> **Description of the task**
Each line below that includes the word "JSON" is to be reported.

(Stored entries)
- - - - - - -
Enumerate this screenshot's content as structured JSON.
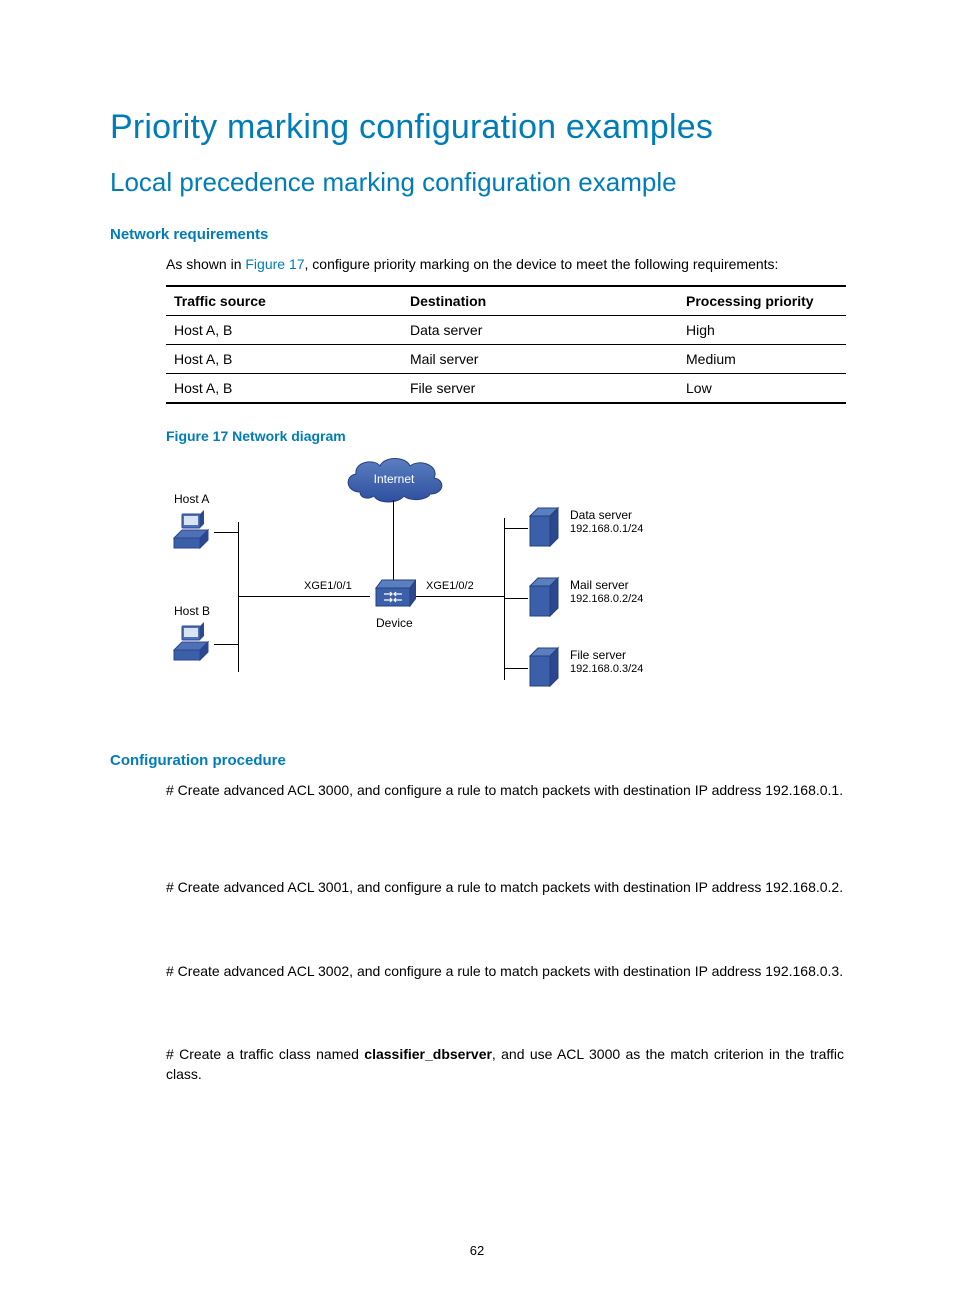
{
  "title": "Priority marking configuration examples",
  "subtitle": "Local precedence marking configuration example",
  "sections": {
    "network_req": "Network requirements",
    "config_proc": "Configuration procedure"
  },
  "intro": {
    "pre": "As shown in ",
    "link": "Figure 17",
    "post": ", configure priority marking on the device to meet the following requirements:"
  },
  "table": {
    "headers": [
      "Traffic source",
      "Destination",
      "Processing priority"
    ],
    "rows": [
      [
        "Host A, B",
        "Data server",
        "High"
      ],
      [
        "Host A, B",
        "Mail server",
        "Medium"
      ],
      [
        "Host A, B",
        "File server",
        "Low"
      ]
    ]
  },
  "figure_caption": "Figure 17 Network diagram",
  "diagram": {
    "internet": "Internet",
    "host_a": "Host A",
    "host_b": "Host B",
    "xge1": "XGE1/0/1",
    "xge2": "XGE1/0/2",
    "device": "Device",
    "data_server": "Data server",
    "data_ip": "192.168.0.1/24",
    "mail_server": "Mail server",
    "mail_ip": "192.168.0.2/24",
    "file_server": "File server",
    "file_ip": "192.168.0.3/24"
  },
  "procedure": {
    "p1": "# Create advanced ACL 3000, and configure a rule to match packets with destination IP address 192.168.0.1.",
    "p2": "# Create advanced ACL 3001, and configure a rule to match packets with destination IP address 192.168.0.2.",
    "p3": "# Create advanced ACL 3002, and configure a rule to match packets with destination IP address 192.168.0.3.",
    "p4_pre": "# Create a traffic class named ",
    "p4_bold": "classifier_dbserver",
    "p4_post": ", and use ACL 3000 as the match criterion in the traffic class."
  },
  "page_number": "62"
}
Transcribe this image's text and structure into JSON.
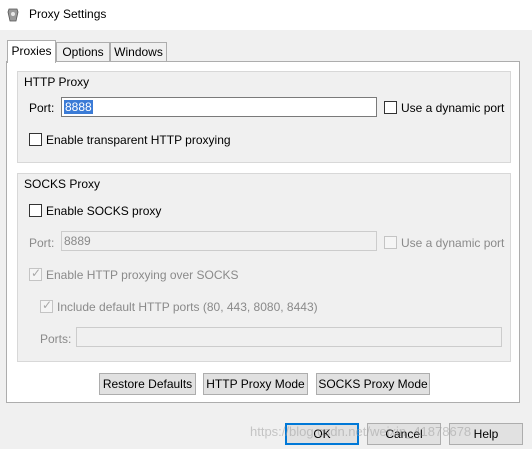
{
  "window": {
    "title": "Proxy Settings",
    "icon": "app-gear-icon"
  },
  "tabs": [
    {
      "label": "Proxies",
      "active": true
    },
    {
      "label": "Options",
      "active": false
    },
    {
      "label": "Windows",
      "active": false
    }
  ],
  "http_proxy": {
    "group_title": "HTTP Proxy",
    "port_label": "Port:",
    "port_value": "8888",
    "dynamic_port_label": "Use a dynamic port",
    "dynamic_port_checked": false,
    "transparent_label": "Enable transparent HTTP proxying",
    "transparent_checked": false
  },
  "socks_proxy": {
    "group_title": "SOCKS Proxy",
    "enable_label": "Enable SOCKS proxy",
    "enable_checked": false,
    "port_label": "Port:",
    "port_value": "8889",
    "dynamic_port_label": "Use a dynamic port",
    "http_over_socks_label": "Enable HTTP proxying over SOCKS",
    "http_over_socks_checked": true,
    "include_default_label": "Include default HTTP ports (80, 443, 8080, 8443)",
    "include_default_checked": true,
    "ports_label": "Ports:",
    "ports_value": ""
  },
  "mode_buttons": {
    "restore_defaults": "Restore Defaults",
    "http_proxy_mode": "HTTP Proxy Mode",
    "socks_proxy_mode": "SOCKS Proxy Mode"
  },
  "dialog_buttons": {
    "ok": "OK",
    "cancel": "Cancel",
    "help": "Help"
  },
  "watermark": "https://blog.csdn.net/weixin_41878678",
  "colors": {
    "selection": "#3b7bd6",
    "default_button_border": "#0078d7",
    "disabled_text": "#8a8a8a"
  }
}
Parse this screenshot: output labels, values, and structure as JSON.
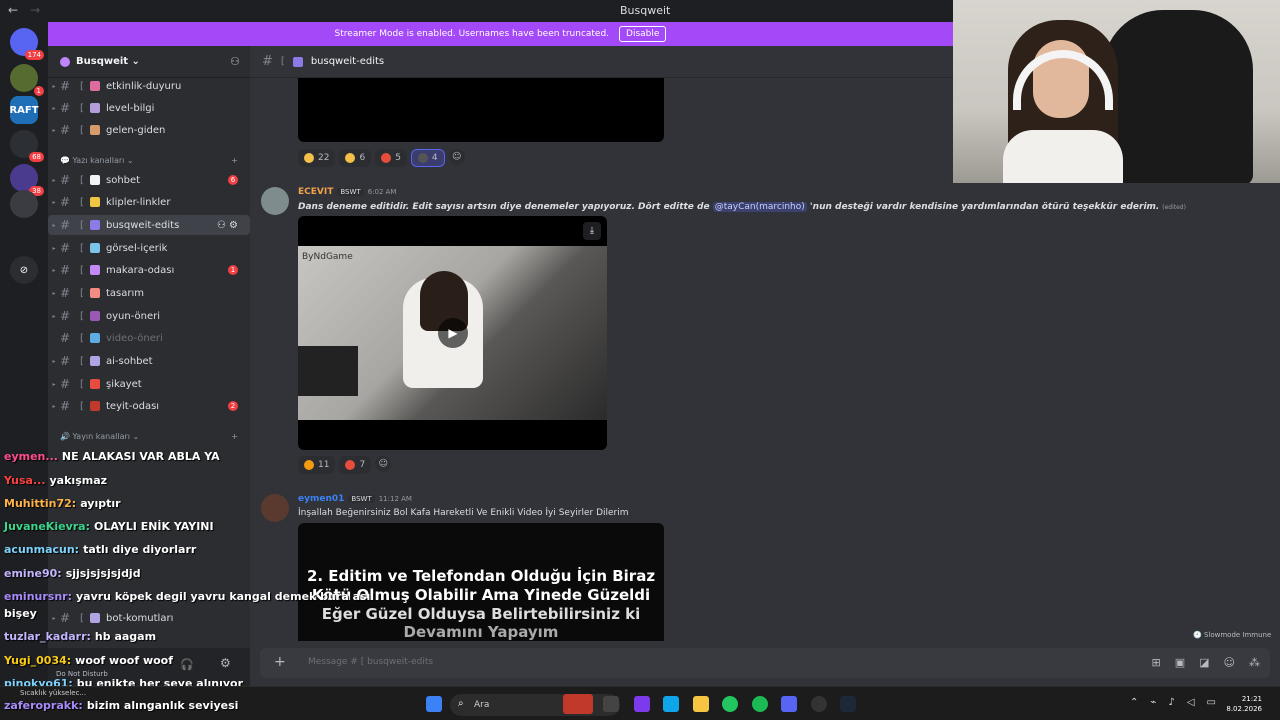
{
  "window": {
    "title": "Busqweit",
    "back": "←",
    "forward": "→"
  },
  "banner": {
    "text": "Streamer Mode is enabled. Usernames have been truncated.",
    "button": "Disable"
  },
  "servers": [
    {
      "label": "",
      "badge": "174"
    },
    {
      "label": "",
      "badge": "1"
    },
    {
      "label": "RAFT",
      "badge": ""
    },
    {
      "label": "",
      "badge": "68"
    },
    {
      "label": "",
      "badge": "38"
    },
    {
      "label": "",
      "badge": ""
    },
    {
      "label": "",
      "badge": ""
    }
  ],
  "guild": {
    "name": "Busqweit ⌄",
    "add_icon": "person-add-icon"
  },
  "channels_top": [
    {
      "name": "etkinlik-duyuru",
      "emoji_color": "#e06c9f"
    },
    {
      "name": "level-bilgi",
      "emoji_color": "#b39ddb"
    },
    {
      "name": "gelen-giden",
      "emoji_color": "#d79b6b"
    }
  ],
  "category_text": {
    "label": "💬 Yazı kanalları ⌄",
    "add": "+"
  },
  "channels_text": [
    {
      "name": "sohbet",
      "emoji_color": "#f2f3f5",
      "count": "6",
      "muted": false
    },
    {
      "name": "klipler-linkler",
      "emoji_color": "#f0c541",
      "count": "",
      "muted": false
    },
    {
      "name": "busqweit-edits",
      "emoji_color": "#8c7ae6",
      "count": "",
      "muted": false,
      "active": true
    },
    {
      "name": "görsel-içerik",
      "emoji_color": "#7cc5e8",
      "count": "",
      "muted": false
    },
    {
      "name": "makara-odası",
      "emoji_color": "#c38af7",
      "count": "1",
      "muted": false
    },
    {
      "name": "tasarım",
      "emoji_color": "#f28b82",
      "count": "",
      "muted": false
    },
    {
      "name": "oyun-öneri",
      "emoji_color": "#9b59b6",
      "count": "",
      "muted": false
    },
    {
      "name": "video-öneri",
      "emoji_color": "#5dade2",
      "count": "",
      "muted": true
    },
    {
      "name": "ai-sohbet",
      "emoji_color": "#b0a4e3",
      "count": "",
      "muted": false
    },
    {
      "name": "şikayet",
      "emoji_color": "#e74c3c",
      "count": "",
      "muted": false
    },
    {
      "name": "teyit-odası",
      "emoji_color": "#c0392b",
      "count": "2",
      "muted": false
    }
  ],
  "category_stream": {
    "label": "🔊 Yayın kanalları ⌄",
    "add": "+"
  },
  "channel_bot": {
    "name": "bot-komutları"
  },
  "topbar": {
    "hash": "#",
    "channel": "busqweit-edits",
    "bracket": "["
  },
  "message1_reactions": [
    {
      "emoji_color": "#f5c04a",
      "count": "22",
      "active": false
    },
    {
      "emoji_color": "#f5c04a",
      "count": "6",
      "active": false
    },
    {
      "emoji_color": "#e74c3c",
      "count": "5",
      "active": false
    },
    {
      "emoji_color": "#555555",
      "count": "4",
      "active": true
    }
  ],
  "message2": {
    "author": "ECEVIT",
    "role": "BSWT",
    "time": "6:02 AM",
    "text_before": "Dans deneme editidir. Edit sayısı artsın diye denemeler yapıyoruz. Dört editte de ",
    "mention": "@tayCan(marcinho)",
    "text_after": " 'nun desteği vardır kendisine yardımlarından ötürü teşekkür ederim.",
    "edited": "(edited)",
    "video_watermark": "ByNdGame",
    "reactions": [
      {
        "emoji_color": "#f39c12",
        "count": "11"
      },
      {
        "emoji_color": "#e74c3c",
        "count": "7"
      }
    ]
  },
  "message3": {
    "author": "eymen01",
    "role": "BSWT",
    "time": "11:12 AM",
    "text": "İnşallah Beğenirsiniz Bol Kafa Hareketli Ve Enikli Video İyi Seyirler Dilerim",
    "thumb_lines": [
      "2. Editim ve Telefondan Olduğu İçin Biraz",
      "Kötü Olmuş Olabilir Ama Yinede Güzeldi",
      "Eğer Güzel Olduysa Belirtebilirsiniz ki",
      "Devamını Yapayım"
    ]
  },
  "slowmode": "🕘 Slowmode Immune",
  "composer": {
    "plus": "+",
    "placeholder": "Message # [ busqweit-edits"
  },
  "overlay_chat": [
    {
      "user": "eymen...",
      "user_color": "#ff4d8d",
      "text": "NE ALAKASI VAR ABLA YA"
    },
    {
      "user": "Yusa...",
      "user_color": "#ff4040",
      "text": "yakışmaz"
    },
    {
      "user": "Muhittin72:",
      "user_color": "#ffb347",
      "text": "ayıptır"
    },
    {
      "user": "JuvaneKievra:",
      "user_color": "#3cd68c",
      "text": "OLAYLI ENİK YAYINI"
    },
    {
      "user": "acunmacun:",
      "user_color": "#7dd3fc",
      "text": "tatlı diye diyorlarr"
    },
    {
      "user": "emine90:",
      "user_color": "#c4b5fd",
      "text": "sjjsjsjsjsjdjd"
    },
    {
      "user": "eminursnr:",
      "user_color": "#a78bfa",
      "text": "yavru köpek degil yavru kangal demek bura asıl"
    },
    {
      "user": "",
      "user_color": "#ffffff",
      "text": "bişey"
    },
    {
      "user": "tuzlar_kadarr:",
      "user_color": "#c4b5fd",
      "text": "hb aagam"
    },
    {
      "user": "Yugi_0034:",
      "user_color": "#facc15",
      "text": "woof woof woof"
    },
    {
      "user": "pinokyo61:",
      "user_color": "#7dd3fc",
      "text": "bu enikte her şeye alınıyor"
    },
    {
      "user": "zaferoprakk:",
      "user_color": "#a78bfa",
      "text": "bizim alınganlık seviyesi"
    }
  ],
  "userpanel": {
    "status": "Do Not Disturb"
  },
  "taskbar": {
    "weather": "Sıcaklık yükselec...",
    "search_placeholder": "Ara",
    "time": "21:21",
    "date": "8.02.2026"
  }
}
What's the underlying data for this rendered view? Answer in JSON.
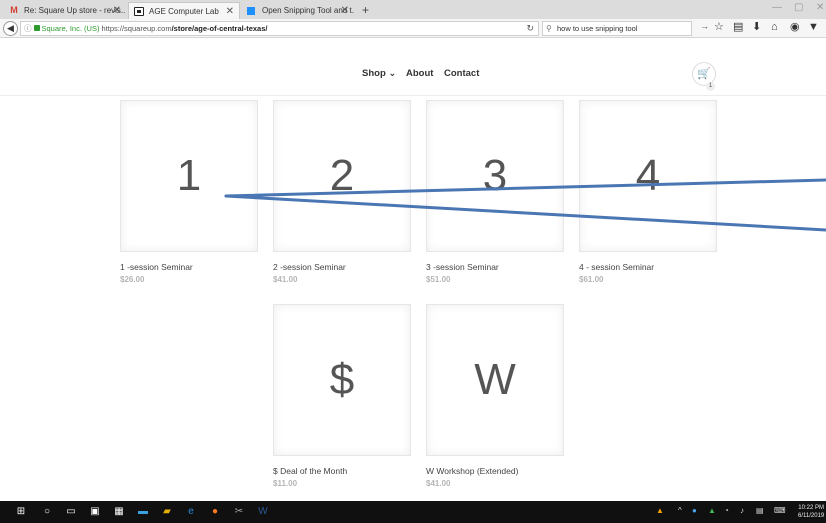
{
  "browser": {
    "tabs": [
      {
        "label": "Re: Square Up store - revis...",
        "icon": "gmail-icon"
      },
      {
        "label": "AGE Computer Lab",
        "icon": "square-icon"
      },
      {
        "label": "Open Snipping Tool and t...",
        "icon": "ms-icon"
      }
    ],
    "close_glyph": "✕",
    "new_tab_glyph": "+",
    "url": {
      "org": "Square, Inc. (US)",
      "host": "https://squareup.com",
      "path": "/store/age-of-central-texas/"
    },
    "search_value": "how to use snipping tool"
  },
  "site": {
    "nav": {
      "shop": "Shop ⌄",
      "about": "About",
      "contact": "Contact"
    },
    "cart_count": "1"
  },
  "products": [
    {
      "glyph": "1",
      "name": "1 -session Seminar",
      "price": "$26.00"
    },
    {
      "glyph": "2",
      "name": "2 -session Seminar",
      "price": "$41.00"
    },
    {
      "glyph": "3",
      "name": "3 -session Seminar",
      "price": "$51.00"
    },
    {
      "glyph": "4",
      "name": "4 - session Seminar",
      "price": "$61.00"
    },
    {
      "glyph": "$",
      "name": "$ Deal of the Month",
      "price": "$11.00"
    },
    {
      "glyph": "W",
      "name": "W Workshop (Extended)",
      "price": "$41.00"
    }
  ],
  "taskbar": {
    "clock_time": "10:22 PM",
    "clock_date": "6/11/2019"
  },
  "colors": {
    "annotation": "#4a77b4",
    "price": "#b5b5b5",
    "secure": "#2e9a2e"
  }
}
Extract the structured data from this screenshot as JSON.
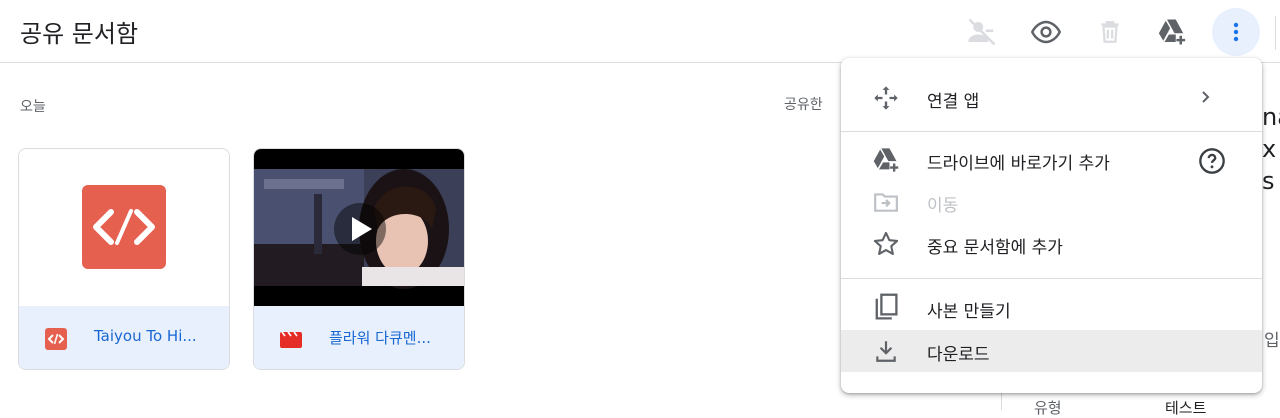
{
  "header": {
    "title": "공유 문서함",
    "icons": [
      "remove-person-icon",
      "eye-icon",
      "trash-icon",
      "add-to-drive-icon",
      "more-vert-icon"
    ]
  },
  "main": {
    "section_label": "오늘",
    "shared_label": "공유한",
    "files": [
      {
        "name": "Taiyou To Hi...",
        "type": "code"
      },
      {
        "name": "플라워 다큐멘...",
        "type": "video"
      }
    ]
  },
  "menu": {
    "items": [
      {
        "label": "연결 앱",
        "icon": "move-arrows-icon",
        "has_submenu": true
      },
      {
        "label": "드라이브에 바로가기 추가",
        "icon": "add-to-drive-icon",
        "help": true
      },
      {
        "label": "이동",
        "icon": "move-folder-icon",
        "disabled": true
      },
      {
        "label": "중요 문서함에 추가",
        "icon": "star-icon"
      },
      {
        "label": "사본 만들기",
        "icon": "copy-icon"
      },
      {
        "label": "다운로드",
        "icon": "download-icon",
        "hovered": true
      }
    ]
  },
  "right_panel_peek": {
    "lines": [
      "na",
      "x",
      "s"
    ],
    "side_text": "입",
    "bottom_left": "유형",
    "bottom_right": "테스트"
  },
  "colors": {
    "accent": "#1967d2",
    "card_footer": "#e8f0fe",
    "code_red": "#e5604f",
    "icon_gray": "#5f6368"
  }
}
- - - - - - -
> **Written solution**
Enumerate this screenshot's content as structured JSON.
Transcribe this image's text and structure into JSON.
Parse this screenshot: output labels, values, and structure as JSON.
What's the underlying data for this rendered view? Answer in JSON.
Extract the structured data from this screenshot as JSON.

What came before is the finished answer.